Your reply should consist of the entries, copied exactly and stripped of images.

### DATA EXTRACTS
______

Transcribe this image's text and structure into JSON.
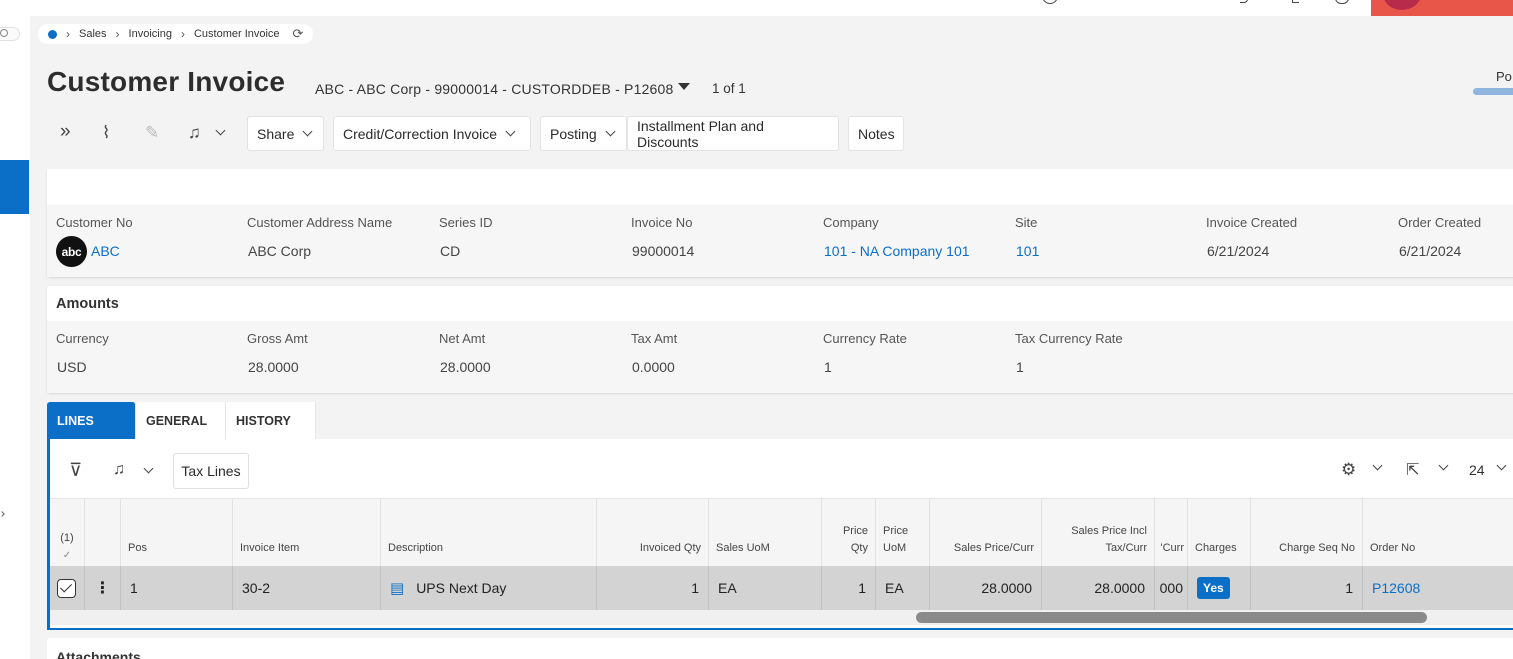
{
  "breadcrumb": {
    "items": [
      "Sales",
      "Invoicing",
      "Customer Invoice"
    ]
  },
  "header": {
    "title": "Customer Invoice",
    "record": "ABC - ABC Corp - 99000014 - CUSTORDDEB - P12608",
    "count": "1 of 1",
    "status": "Po"
  },
  "toolbar": {
    "share": "Share",
    "credit": "Credit/Correction Invoice",
    "posting": "Posting",
    "installment": "Installment Plan and Discounts",
    "notes": "Notes"
  },
  "summary": {
    "labels": {
      "customer_no": "Customer No",
      "address_name": "Customer Address Name",
      "series_id": "Series ID",
      "invoice_no": "Invoice No",
      "company": "Company",
      "site": "Site",
      "invoice_created": "Invoice Created",
      "order_created": "Order Created"
    },
    "values": {
      "logo_text": "abc",
      "customer_no": "ABC",
      "address_name": "ABC Corp",
      "series_id": "CD",
      "invoice_no": "99000014",
      "company": "101 - NA Company 101",
      "site": "101",
      "invoice_created": "6/21/2024",
      "order_created": "6/21/2024"
    }
  },
  "amounts": {
    "title": "Amounts",
    "labels": {
      "currency": "Currency",
      "gross": "Gross Amt",
      "net": "Net Amt",
      "tax": "Tax Amt",
      "currency_rate": "Currency Rate",
      "tax_currency_rate": "Tax Currency Rate"
    },
    "values": {
      "currency": "USD",
      "gross": "28.0000",
      "net": "28.0000",
      "tax": "0.0000",
      "currency_rate": "1",
      "tax_currency_rate": "1"
    }
  },
  "tabs": [
    "LINES",
    "GENERAL",
    "HISTORY"
  ],
  "lines": {
    "tax_lines_button": "Tax Lines",
    "rows_per_page": "24",
    "selected_count": "(1)",
    "columns": {
      "pos": "Pos",
      "invoice_item": "Invoice Item",
      "description": "Description",
      "invoiced_qty": "Invoiced Qty",
      "sales_uom": "Sales UoM",
      "price_qty_1": "Price",
      "price_qty_2": "Qty",
      "price_uom_1": "Price",
      "price_uom_2": "UoM",
      "sales_price_curr": "Sales Price/Curr",
      "sales_price_incl_1": "Sales Price Incl",
      "sales_price_incl_2": "Tax/Curr",
      "partial_curr": "'Curr",
      "charges": "Charges",
      "charge_seq_no": "Charge Seq No",
      "order_no": "Order No"
    },
    "row": {
      "pos": "1",
      "invoice_item": "30-2",
      "description": "UPS Next Day",
      "invoiced_qty": "1",
      "sales_uom": "EA",
      "price_qty": "1",
      "price_uom": "EA",
      "sales_price_curr": "28.0000",
      "sales_price_incl": "28.0000",
      "partial_curr": "000",
      "charges": "Yes",
      "charge_seq_no": "1",
      "order_no": "P12608"
    }
  },
  "attachments": {
    "title": "Attachments"
  },
  "colors": {
    "accent": "#0b6fc7",
    "danger": "#e8564a"
  }
}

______

### SOLUTION FOR THIS TASK
Transcribe this image's text and structure into JSON.
{
  "breadcrumb": {
    "items": [
      "Sales",
      "Invoicing",
      "Customer Invoice"
    ]
  },
  "header": {
    "title": "Customer Invoice",
    "record": "ABC - ABC Corp - 99000014 - CUSTORDDEB - P12608",
    "count": "1 of 1",
    "status": "Po"
  },
  "toolbar": {
    "share": "Share",
    "credit": "Credit/Correction Invoice",
    "posting": "Posting",
    "installment": "Installment Plan and Discounts",
    "notes": "Notes"
  },
  "summary": {
    "labels": {
      "customer_no": "Customer No",
      "address_name": "Customer Address Name",
      "series_id": "Series ID",
      "invoice_no": "Invoice No",
      "company": "Company",
      "site": "Site",
      "invoice_created": "Invoice Created",
      "order_created": "Order Created"
    },
    "values": {
      "logo_text": "abc",
      "customer_no": "ABC",
      "address_name": "ABC Corp",
      "series_id": "CD",
      "invoice_no": "99000014",
      "company": "101 - NA Company 101",
      "site": "101",
      "invoice_created": "6/21/2024",
      "order_created": "6/21/2024"
    }
  },
  "amounts": {
    "title": "Amounts",
    "labels": {
      "currency": "Currency",
      "gross": "Gross Amt",
      "net": "Net Amt",
      "tax": "Tax Amt",
      "currency_rate": "Currency Rate",
      "tax_currency_rate": "Tax Currency Rate"
    },
    "values": {
      "currency": "USD",
      "gross": "28.0000",
      "net": "28.0000",
      "tax": "0.0000",
      "currency_rate": "1",
      "tax_currency_rate": "1"
    }
  },
  "tabs": [
    "LINES",
    "GENERAL",
    "HISTORY"
  ],
  "lines": {
    "tax_lines_button": "Tax Lines",
    "rows_per_page": "24",
    "selected_count": "(1)",
    "columns": {
      "pos": "Pos",
      "invoice_item": "Invoice Item",
      "description": "Description",
      "invoiced_qty": "Invoiced Qty",
      "sales_uom": "Sales UoM",
      "price_qty_1": "Price",
      "price_qty_2": "Qty",
      "price_uom_1": "Price",
      "price_uom_2": "UoM",
      "sales_price_curr": "Sales Price/Curr",
      "sales_price_incl_1": "Sales Price Incl",
      "sales_price_incl_2": "Tax/Curr",
      "partial_curr": "'Curr",
      "charges": "Charges",
      "charge_seq_no": "Charge Seq No",
      "order_no": "Order No"
    },
    "row": {
      "pos": "1",
      "invoice_item": "30-2",
      "description": "UPS Next Day",
      "invoiced_qty": "1",
      "sales_uom": "EA",
      "price_qty": "1",
      "price_uom": "EA",
      "sales_price_curr": "28.0000",
      "sales_price_incl": "28.0000",
      "partial_curr": "000",
      "charges": "Yes",
      "charge_seq_no": "1",
      "order_no": "P12608"
    }
  },
  "attachments": {
    "title": "Attachments"
  },
  "colors": {
    "accent": "#0b6fc7",
    "danger": "#e8564a"
  }
}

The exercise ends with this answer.